Can I already interrupt myself to say how much I loved this book? So much love for it that it was worth sharing first off the bat!
Jordan B. Peterson. 12 Rules For Life An Antidote To Chaos with Foreword by Normal Doidge.
353 pages in length with 14 more pages for the concluding Coda, and a full front and back for the Acknowledgments. ALSO! Do not forget the 220 Endnotes that were noted throughout the entire book for evidence and backup. (And the 19 pages of Index at the very end.) From the first page to the last page, the book is 409 pages long, including the Coda, Endnotes, and Index. To say this book was well researched and thought out through it’s entirety is an understatement.
I do not have the right words to describe this book. It is simply a book you need to read. It’s beautiful but important. There are so many people I personally know that need to read and understand this book.
There are quite a few parts where someone may feel challenged as they read it. Words that are big or you may have never heard of before. If you come across those words, do not be afraid. I usually have my phone right next to me with Google open and ready for me to search new words. One thing you learn in this book is to adapt to your new challenges because that’s part of what life is about. You need to learn through your struggle if you are to grow as a Being. What are the 12 Rules For Life you ask? I’ll list them by title, but to understand the meaning of each one, you will have to read the book.
- Stand up straight with your shoulders back.
- Treat yourself like someone you are responsible for helping.
- Make friends with people who want the best for you.
- Compare yourself to who you were yesterday, not to who someone else is today.
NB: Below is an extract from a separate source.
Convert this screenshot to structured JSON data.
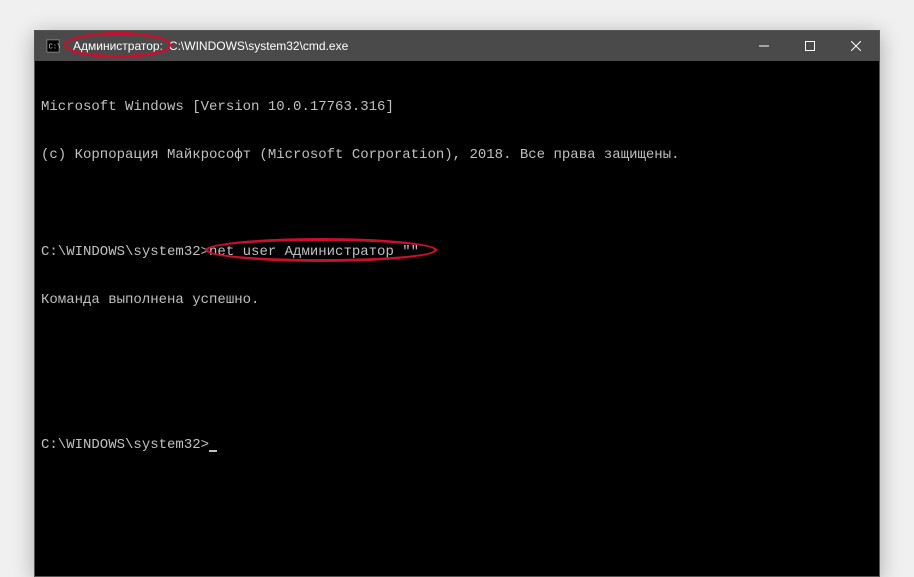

- Do not let your children do anything that makes you dislike them.
- Set your house in perfect order before you criticize the world.
- Pursue what is meaningful (not what is expedient.)
- Tell the truth–or, at least, don’t lie.
- Assume that the person you are listening to might know something you don’t.
- Be precise in your speech.
- Do not bother children when they are skateboarding.
- Pet a cat when you encounter one on the street.
I loved the rules, even though I’m not a lover of rules. These however, seemed to fit just right into what Rules I’d accept into my life or community. If I chose one or two favorites they would be rule number eight and rule number nine. I do want to warn of two things just to be clear (and safe!) before you run out, buy the book, and then get mad at me!
First warning: it has religious material and commentary. I’m not an overly religious person. I found his references tasteful. The references didn’t bother me as I was reading the book. There was one chapter where I felt, less than excited to read it, to remaistayte. After that one point though, the rest of the religious references were not so lengthy or hard to care about. They fit with his stories, examples, and rules.
Second Warning: The last chapter mentions a cat. He also describes his family dog the beginning of this chapter. The cat is important for his reference, but he wants to make clear that he loves dogs as well cats. The point in the chapter is not to love and be obsessed with one versus the other. To understand his clear meaning, you definitely need to read it. I am a dog lover. I have found very few cats in this world that I adore. But I’d never hate a cat either.
The best way to describe this book…well, that’s very hard for me. It’s this quote found on the back of the book:
“Jordan Peterson’s 12 Rules For Life hits home–from identifying the deeply engrained hierarchical ladder that motivates our decision making to asking indispensable and sometimes politically unpopular questions about your life and suggesting ways to better it. If that’s not enough, its first twenty pages gives a summary of evolutionary psychology that’s breathtaking.”
-Howard Bloom, author of The Lucifer Principle.
I probably could keep writing all night and into the following weeks about how amazing this book is. I could keep writing about every way it opened my eyes. I could also admit that I’m afraid some lessons didn’t sink in and I’m afraid the knowledge contained in this book will not be fully harvested yet. Ironically though, that is one of the lessons in the book. You will go through things and you have to decide what is to learn from it. It’s hard to understand what we are supposed to learn from each specific part of our lives. No one ever said life was easy though. You don’t have to decide what specifically you learn, you just need to be open to learning it and through time all of your lessons will make more sense.
The book was not hard to read but it was a challenge at the same time. I learned words I have never heard of before. I spent a lot of time on Google trying to learn more, so I could better understand what was in my hands. We must challenge ourselves every single day, most people already know that. How often are we living it though?
If you’d like to learn more or even buy a copy for yourself check out:
(P.S. Happy Early birthday Dr. Jordan B. Peterson- June 12th)
**Also, I would like to thank my sister and her husband for allowing me to borrow this book. They were kind enough to let me jump in front of them and read it first before they even had read their own copy of this book. Thank you, sincerely!**